*REQUIRED WORK*
The answer should be one number only, namely how many lines of the records hold the word "iPhemeris".

(Website and app data records)
· · ·

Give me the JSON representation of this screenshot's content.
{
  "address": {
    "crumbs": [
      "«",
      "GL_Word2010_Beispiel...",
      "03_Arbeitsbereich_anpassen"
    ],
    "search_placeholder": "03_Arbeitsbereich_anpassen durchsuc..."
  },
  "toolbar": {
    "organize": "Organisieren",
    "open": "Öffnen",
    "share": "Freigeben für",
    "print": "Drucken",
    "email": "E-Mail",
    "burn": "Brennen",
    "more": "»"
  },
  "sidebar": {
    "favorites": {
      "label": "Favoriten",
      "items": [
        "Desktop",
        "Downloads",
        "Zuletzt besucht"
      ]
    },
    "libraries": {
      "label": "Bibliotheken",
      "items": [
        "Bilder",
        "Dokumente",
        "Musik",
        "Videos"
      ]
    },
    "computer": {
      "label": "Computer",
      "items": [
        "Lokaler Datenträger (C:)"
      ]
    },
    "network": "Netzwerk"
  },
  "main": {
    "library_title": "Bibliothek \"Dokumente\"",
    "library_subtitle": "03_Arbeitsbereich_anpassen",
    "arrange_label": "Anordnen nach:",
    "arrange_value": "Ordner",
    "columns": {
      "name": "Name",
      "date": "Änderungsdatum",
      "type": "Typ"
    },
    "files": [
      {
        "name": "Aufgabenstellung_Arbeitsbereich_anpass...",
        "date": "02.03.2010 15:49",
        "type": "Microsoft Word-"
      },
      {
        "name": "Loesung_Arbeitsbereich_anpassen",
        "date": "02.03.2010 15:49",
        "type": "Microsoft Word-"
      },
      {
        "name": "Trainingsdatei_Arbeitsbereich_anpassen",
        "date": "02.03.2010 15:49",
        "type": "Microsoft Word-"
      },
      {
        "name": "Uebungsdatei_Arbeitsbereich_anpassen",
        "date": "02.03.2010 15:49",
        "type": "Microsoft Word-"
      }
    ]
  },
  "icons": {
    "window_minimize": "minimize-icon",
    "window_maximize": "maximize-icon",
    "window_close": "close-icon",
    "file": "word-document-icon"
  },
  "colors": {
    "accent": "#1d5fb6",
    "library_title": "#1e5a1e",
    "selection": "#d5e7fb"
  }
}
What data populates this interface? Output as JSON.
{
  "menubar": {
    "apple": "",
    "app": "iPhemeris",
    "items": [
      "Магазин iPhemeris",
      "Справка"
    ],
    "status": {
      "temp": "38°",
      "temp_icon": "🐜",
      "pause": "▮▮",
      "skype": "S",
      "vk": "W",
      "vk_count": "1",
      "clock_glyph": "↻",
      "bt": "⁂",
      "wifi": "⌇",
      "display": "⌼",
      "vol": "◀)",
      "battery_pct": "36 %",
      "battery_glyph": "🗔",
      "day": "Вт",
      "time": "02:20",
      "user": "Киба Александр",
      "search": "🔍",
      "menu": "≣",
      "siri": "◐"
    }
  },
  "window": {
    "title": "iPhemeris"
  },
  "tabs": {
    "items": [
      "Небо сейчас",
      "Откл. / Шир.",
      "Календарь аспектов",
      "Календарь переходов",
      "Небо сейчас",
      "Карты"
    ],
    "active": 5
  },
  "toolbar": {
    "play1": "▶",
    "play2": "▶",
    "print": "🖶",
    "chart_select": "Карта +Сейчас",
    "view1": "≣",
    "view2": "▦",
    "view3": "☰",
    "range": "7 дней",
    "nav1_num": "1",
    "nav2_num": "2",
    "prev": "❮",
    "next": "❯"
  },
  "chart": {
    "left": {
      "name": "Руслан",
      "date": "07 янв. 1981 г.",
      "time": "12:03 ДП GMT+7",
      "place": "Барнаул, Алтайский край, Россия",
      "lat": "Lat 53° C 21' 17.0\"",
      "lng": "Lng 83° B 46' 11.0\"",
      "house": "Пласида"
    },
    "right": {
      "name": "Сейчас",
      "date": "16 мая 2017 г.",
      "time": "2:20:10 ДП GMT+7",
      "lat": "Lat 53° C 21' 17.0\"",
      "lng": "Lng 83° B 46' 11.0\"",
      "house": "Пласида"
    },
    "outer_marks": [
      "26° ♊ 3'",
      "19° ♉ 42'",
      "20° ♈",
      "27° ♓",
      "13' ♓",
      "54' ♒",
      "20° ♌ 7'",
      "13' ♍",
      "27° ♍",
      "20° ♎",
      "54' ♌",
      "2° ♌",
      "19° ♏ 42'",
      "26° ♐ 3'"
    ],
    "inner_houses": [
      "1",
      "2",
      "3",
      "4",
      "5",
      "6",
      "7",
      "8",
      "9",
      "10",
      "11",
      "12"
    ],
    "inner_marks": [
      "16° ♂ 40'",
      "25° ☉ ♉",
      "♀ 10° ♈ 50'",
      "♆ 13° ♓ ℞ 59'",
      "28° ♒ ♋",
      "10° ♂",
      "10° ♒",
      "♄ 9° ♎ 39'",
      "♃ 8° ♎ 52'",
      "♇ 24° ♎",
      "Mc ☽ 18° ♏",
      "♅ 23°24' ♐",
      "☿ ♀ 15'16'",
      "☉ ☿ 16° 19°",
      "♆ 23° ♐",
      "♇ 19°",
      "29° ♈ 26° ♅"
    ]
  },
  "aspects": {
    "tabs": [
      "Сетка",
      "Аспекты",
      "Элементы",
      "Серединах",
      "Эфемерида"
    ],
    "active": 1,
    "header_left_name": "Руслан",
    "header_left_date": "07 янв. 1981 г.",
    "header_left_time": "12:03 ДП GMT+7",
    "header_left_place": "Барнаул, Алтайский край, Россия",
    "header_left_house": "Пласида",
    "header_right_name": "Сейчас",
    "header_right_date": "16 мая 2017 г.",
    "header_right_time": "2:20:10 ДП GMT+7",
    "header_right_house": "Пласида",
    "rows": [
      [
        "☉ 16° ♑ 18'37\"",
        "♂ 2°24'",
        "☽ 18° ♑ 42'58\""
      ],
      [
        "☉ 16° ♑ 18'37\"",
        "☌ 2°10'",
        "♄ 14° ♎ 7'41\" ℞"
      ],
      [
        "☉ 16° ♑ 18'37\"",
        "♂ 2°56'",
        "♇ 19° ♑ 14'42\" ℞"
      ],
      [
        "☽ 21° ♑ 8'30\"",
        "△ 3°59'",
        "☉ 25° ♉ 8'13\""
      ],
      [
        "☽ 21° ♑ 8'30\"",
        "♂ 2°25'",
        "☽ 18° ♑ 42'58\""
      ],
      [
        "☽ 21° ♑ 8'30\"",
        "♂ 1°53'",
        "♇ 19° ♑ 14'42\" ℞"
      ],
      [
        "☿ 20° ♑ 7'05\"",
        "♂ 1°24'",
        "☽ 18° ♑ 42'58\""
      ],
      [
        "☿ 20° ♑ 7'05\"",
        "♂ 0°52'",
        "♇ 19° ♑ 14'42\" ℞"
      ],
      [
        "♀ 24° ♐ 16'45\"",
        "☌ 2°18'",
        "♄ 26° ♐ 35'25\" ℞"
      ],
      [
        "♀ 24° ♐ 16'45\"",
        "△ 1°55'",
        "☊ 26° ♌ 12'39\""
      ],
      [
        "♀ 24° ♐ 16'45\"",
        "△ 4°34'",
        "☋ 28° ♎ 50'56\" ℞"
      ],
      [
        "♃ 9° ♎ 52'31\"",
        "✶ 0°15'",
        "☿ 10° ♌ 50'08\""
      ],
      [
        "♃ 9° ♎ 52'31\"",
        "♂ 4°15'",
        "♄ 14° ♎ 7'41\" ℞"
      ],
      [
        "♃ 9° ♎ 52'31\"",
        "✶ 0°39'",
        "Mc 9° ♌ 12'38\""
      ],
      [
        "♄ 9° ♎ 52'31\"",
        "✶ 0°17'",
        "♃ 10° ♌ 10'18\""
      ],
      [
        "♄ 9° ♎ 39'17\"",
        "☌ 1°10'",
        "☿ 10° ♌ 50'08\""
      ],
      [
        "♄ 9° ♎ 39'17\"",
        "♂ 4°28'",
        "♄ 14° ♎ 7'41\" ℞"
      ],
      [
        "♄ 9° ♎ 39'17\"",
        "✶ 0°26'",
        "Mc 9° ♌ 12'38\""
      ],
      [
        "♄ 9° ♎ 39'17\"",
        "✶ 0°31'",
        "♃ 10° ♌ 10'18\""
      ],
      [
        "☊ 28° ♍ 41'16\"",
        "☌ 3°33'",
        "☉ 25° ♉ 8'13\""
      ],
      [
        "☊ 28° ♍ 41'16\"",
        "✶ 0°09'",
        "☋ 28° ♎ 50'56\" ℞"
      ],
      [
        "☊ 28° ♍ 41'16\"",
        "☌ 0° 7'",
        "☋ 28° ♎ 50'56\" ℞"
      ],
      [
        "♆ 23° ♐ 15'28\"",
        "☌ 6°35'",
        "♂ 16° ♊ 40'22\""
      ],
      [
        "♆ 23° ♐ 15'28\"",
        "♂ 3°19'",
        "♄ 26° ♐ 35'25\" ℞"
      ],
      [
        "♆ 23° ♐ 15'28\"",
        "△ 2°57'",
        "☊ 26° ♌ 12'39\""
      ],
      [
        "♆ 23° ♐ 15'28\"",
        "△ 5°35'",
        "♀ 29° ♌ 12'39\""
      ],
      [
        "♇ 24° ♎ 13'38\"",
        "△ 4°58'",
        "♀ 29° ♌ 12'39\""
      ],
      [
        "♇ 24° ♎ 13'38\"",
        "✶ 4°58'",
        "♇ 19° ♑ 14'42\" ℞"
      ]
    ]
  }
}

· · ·

*REPLY TO THE TASK*
3